Fatal Conflagration in a Boston Factory.

Lives Lost During the Discharge of Bombs and Rockets.

The fireworks emporium of Heyer Brothers on Sumner street, Boston, Mass., took fire about 5 P. M. in the evening, and by the time the flames were extinguished five of the employes met death. Two were badly injured by jumping and $100,000 worth of property was destroyed.

Heyer Brothers occupy the three upper stories of the building and part of the ground floor, Browning & Co., millinery, occupying the other part of the ground floor. The fire started in the back part of the lower floor, among the fireworks. This room, as well as the three floors above, was stocked with a miscellaneous assortment of fireworks destined for the Fourth of July trade. There were firecrackers, large and small, bombs, Roman candles, rockets and torpedoes, together with a large stock of banners, flags, uniforms, torches, etc.

The firm employed twenty or twenty-five men and boys, and were busy with their holiday trade. They carried a stock of $100,000 worth of fireworks and $50,000 to $60,000 worth of fancy goods. A large portion of the stock is ruined, although the loss is not total. The firm is well insured.

The discharge of the fireworks on the lower floor gave an impetus to the flames, which the employes were powerless to impede. What with the bombs and the rockets, the big No. 10 forty-cent crackers, the neighborhood was awakened by a series of reports and detonations which suggested the rattle of musketry, while now and then an extra heavy bomb, exploding in a mass of other material with a dull report, gave an idea of light artillery firing in the distance. The flames ate through the ceiling into the upper floors and then ensued another series of reports, mingled with the unmistakable sizzling of imprisoned rockets. Through all the dense, murky smoke poured out of windows and through the roof, obscuring the sky for blocks around, and giving forth the choking odor of sulphur [sic] and powder.

Blinded by the thickening clouds of smoke, seven unlucky employes of Heyer Brothers were unable to escape. They found themselves in the midst of a running fire of discharging rockets, bombs and crackers which shot through the limited confines of the building, now and again striking human targets with deadly aim. Despite the sickening fumes of the liberated missiles, CHARLES F. CALLAHAN and THOMAS GAGE succeeded in groping up the stairway to the third floor.
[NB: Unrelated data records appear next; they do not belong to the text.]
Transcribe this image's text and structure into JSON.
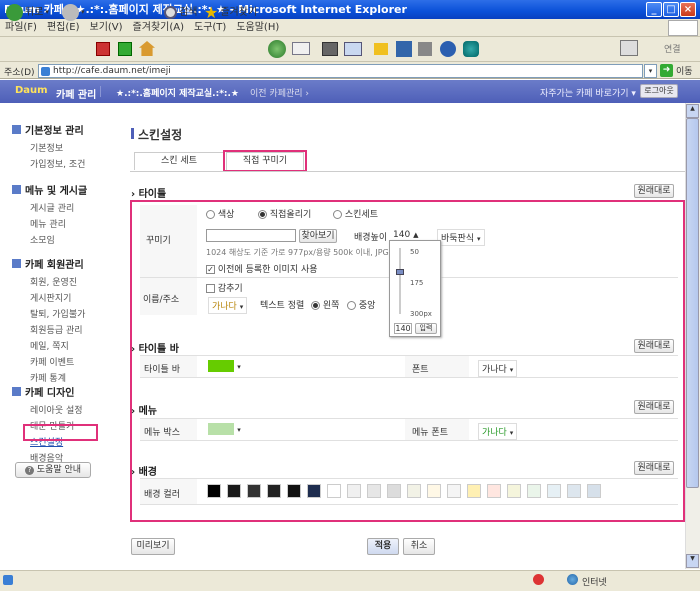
{
  "window": {
    "title": "Daum 카페 | ★.:*:.홈페이지 제작교실.:*:.★ - Microsoft Internet Explorer"
  },
  "menu": [
    "파일(F)",
    "편집(E)",
    "보기(V)",
    "즐겨찾기(A)",
    "도구(T)",
    "도움말(H)"
  ],
  "toolbar": {
    "back": "뒤로",
    "search": "검색",
    "favorites": "즐겨찾기",
    "link": "연결"
  },
  "address": {
    "label": "주소(D)",
    "url": "http://cafe.daum.net/imeji",
    "go": "이동"
  },
  "cafe_header": {
    "logo": "Daum",
    "admin": "카페 관리",
    "cafe_name": "★.:*:.홈페이지 제작교실.:*:.★",
    "prev_menu": "이전 카페관리",
    "quick": "자주가는 카페 바로가기",
    "logout": "로그아웃"
  },
  "sidebar": {
    "groups": [
      {
        "title": "기본정보 관리",
        "items": [
          "기본정보",
          "가입정보, 조건"
        ]
      },
      {
        "title": "메뉴 및 게시글",
        "items": [
          "게시글 관리",
          "메뉴 관리",
          "소모임"
        ]
      },
      {
        "title": "카페 회원관리",
        "items": [
          "회원, 운영진",
          "게시판지기",
          "탈퇴, 가입불가",
          "회원등급 관리",
          "메일, 쪽지",
          "카페 이벤트",
          "카페 통계"
        ]
      },
      {
        "title": "카페 디자인",
        "items": [
          "레이아웃 설정",
          "대문 만들기",
          "스킨설정",
          "배경음악"
        ]
      }
    ],
    "help": "도움말 안내"
  },
  "page": {
    "title": "스킨설정",
    "tabs": [
      "스킨 세트",
      "직접 꾸미기"
    ]
  },
  "title_section": {
    "heading": "타이틀",
    "reset": "원래대로",
    "decorate_label": "꾸미기",
    "radios": [
      "색상",
      "직접올리기",
      "스킨세트"
    ],
    "browse": "찾아보기",
    "bg_height_label": "배경높이",
    "bg_height": "140",
    "tile": "바둑판식",
    "hint": "1024 해상도 기준 가로 977px/용량 500k 이내, JPG,G",
    "hint_size": "977px",
    "hint_cap": "500k",
    "use_prev": "이전에 등록한 이미지 사용",
    "name_label": "이름/주소",
    "hide": "감추기",
    "font": "가나다",
    "align_label": "텍스트 정렬",
    "align": [
      "왼쪽",
      "중앙"
    ]
  },
  "slider": {
    "marks": [
      "50",
      "175",
      "300px"
    ],
    "value": "140",
    "enter": "입력"
  },
  "titlebar_section": {
    "heading": "타이틀 바",
    "reset": "원래대로",
    "label": "타이틀 바",
    "font_label": "폰트",
    "font": "가나다"
  },
  "menu_section": {
    "heading": "메뉴",
    "reset": "원래대로",
    "label": "메뉴 박스",
    "font_label": "메뉴 폰트",
    "font": "가나다"
  },
  "bg_section": {
    "heading": "배경",
    "reset": "원래대로",
    "label": "배경 컬러"
  },
  "swatches": [
    "#000000",
    "#1a1a1a",
    "#333333",
    "#222222",
    "#111111",
    "#1e2d4f",
    "#ffffff",
    "#f0f0f0",
    "#e6e6e6",
    "#dcdcdc",
    "#f2f2e6",
    "#fff8e6",
    "#f5f5f5",
    "#fff0b3",
    "#ffe6e0",
    "#f5f5dc",
    "#eaf5ea",
    "#e6f0f5",
    "#dde6ee",
    "#d6e0ea"
  ],
  "colors": {
    "titlebar": "#66cc00",
    "menubox": "#b8e0a8",
    "accent": "#e0307a"
  },
  "footer": {
    "preview": "미리보기",
    "apply": "적용",
    "cancel": "취소"
  },
  "status": {
    "zone": "인터넷"
  }
}
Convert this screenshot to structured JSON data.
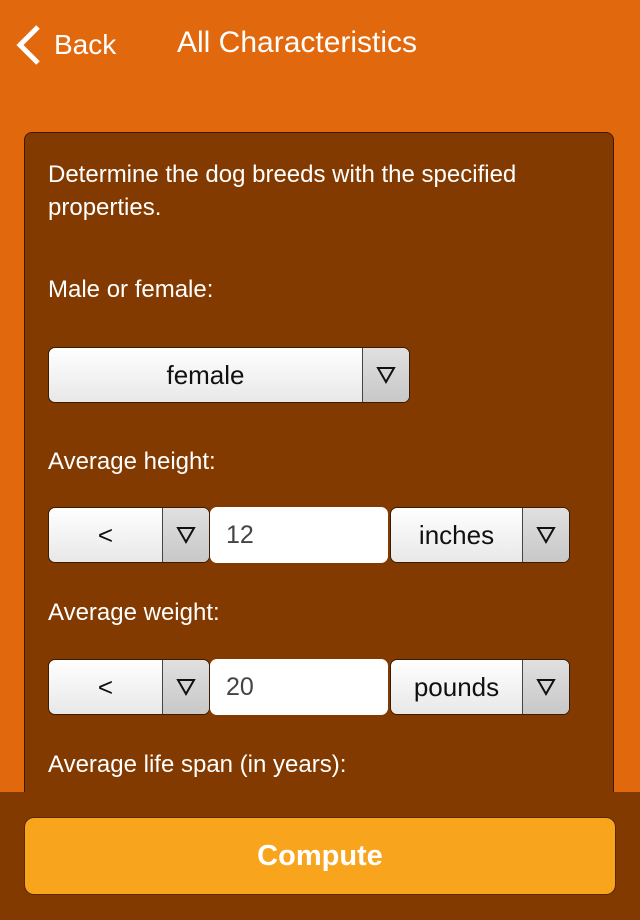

Here they jumped from the windows to the street. CALLAHAN struck an awning and bounded headlong to the pavement; his legs, his arm and his back were broken and his clothes had been burned almost to the skin.